With every change of administration come charges of hypocrisy. Those who governed by executive order suddenly learn the dangers of unilateral presidential power, and those who thought executive orders were an impeachable violation of the separation of powers start using them without missing a step. Supporters of federalism embrace the benefits of national uniformity. How soon is too soon to start protesting a new administration? When does criticizing a president spill over into disrespecting the presidency? Should we insist on patient bipartisanship, or is it enough to say that "elections have consequences" and the winner is in charge? Should officials treat a court decision as the last word and the law of the land, or should they stand up for their understanding of the Constitution?
With depressing regularity, partisans and pundits switch sides on political principles depending on who gains and who loses.

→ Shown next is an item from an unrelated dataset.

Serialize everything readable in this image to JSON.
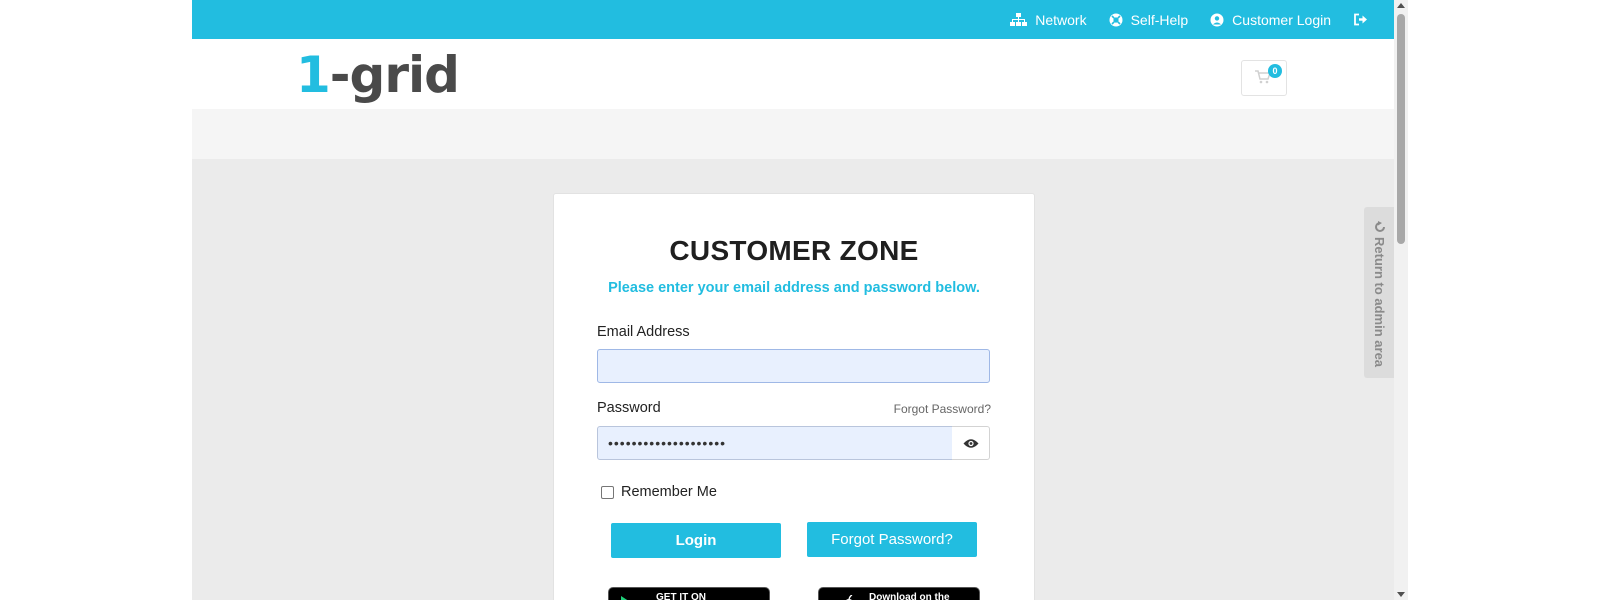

At its worst, hypocrisy can be a kind of furious projection of one's sins onto others; think of the official filled with obnoxious self-righteousness about other people's sexual behavior whose personal life turns out not to bear scrutiny. Or it can turn values into mere talking points, and drain them of any real force. But what the great Harvard political theorist Judith Shklar called "anti-hypocrisy" is a talking point of its own. It is a lazy substitute for making and defending real value judgments; I don't have to be able to show which principles are good ones if I can just show that you violate your own. That strategy encourages a spiral downward; having higher standards always increases the chance that one won't live up to them. In a culture that can't agree on shared moral judgments but that delights in exposing hypocrites, the easy strategy might be to have no standards at all.
The 17th century French author La Rochefoucauld famously described hypocrisy as "the tribute that vice pays to virtue." Ordinary political hypocrisy of the sort that we see when parties trade power typically has that character. The out-party hypocritically recites principles it violated just yesterday — "important legal changes should be made by congressional lawmaking, not executive order," for example. But in so doing it rearticulates norms and principles that officials, institutions and citizens can use as benchmarks. Without that rearticulation, the norms themselves would lose their force and be forgotten.
In 2017, we should be less worried by hypocrisy than by its absence. Some hypocrites don't feel shame, but at least they formally acknowledge that there are things about which one should be ashamed (the norms the other guy is violating). The Trump administration operates on a different, shameless, plane.
In a recent interview, the Fox News host Bill O'Reilly asked President Trump about his admiration for Russian President Vladimir Putin, saying "Putin's a killer." Trump's reply was astonishing: "There are a lot of killers. We've got a lot of killers. What, do you think our country's so innocent?"
There's often been real hypocrisy in American denunciation of authoritarians, dictators, warmongers and killers. The United States has shed a lot of blood, including innocent and civilian blood. We don't have to go back to the Cold War, with CIA assassinations and support for murderous Latin American dictatorships, to see this. The Obama administration's drone war campaign is more than enough.
But that hypocrisy was itself an acknowledgement that America aimed to do better. The public expected, and elites at least tried to deliver, a government that could claim the moral high ground.
Trump's shrug abandons that striving idealism. Why bother to have standards? Why bother to treat political killings as even worth criticizing? Why bother to acknowledge that, even granting American misbehavior, Putin's regime today is accused of doing far worse: murdering critical journalists, assassinating political dissidents, committing war crimes from Chechnya to Syria?
The president wasn't just suggesting that government is a morally gray business that always involves some violence and wrongdoing. In his comments, he seemed to give up on the idea that there is such a thing as wrongdoing at all.
More talked about — but quite similar — is the possibility that Trump either doesn't think truth matters or doesn't think it exists.
Think of the Trump administration's constant, brazen falsehoods about easily checked facts from violent-crime rates to election fraud to inauguration crowds. There's no real pretense of telling the truth; the virtue of truthfulness isn't getting its normal tribute.
For another example, think of Kellyanne Conway's abrupt reversal of the election-season pledge that Trump would release his tax returns once they were audited. "He's not going to release his tax returns. … People didn't care. They voted for him." The audit excuse was a bad one, but at least it was an excuse; it paid lip service to the norm of presidential financial transparency. Abandoning the excuse, treating the election victory as a substitute for the norm, is a way of saying that the norm doesn't bind at all.
Compared to that nihilism, hypocrisy is a vice well worth preserving.
Jacob T. Levy is Tomlinson Professor of Political Theory and director of the Lin Centre at McGill University, and a senior fellow at the Niskanen Center. His most recent book is "Rationalism, Pluralism, and Freedom."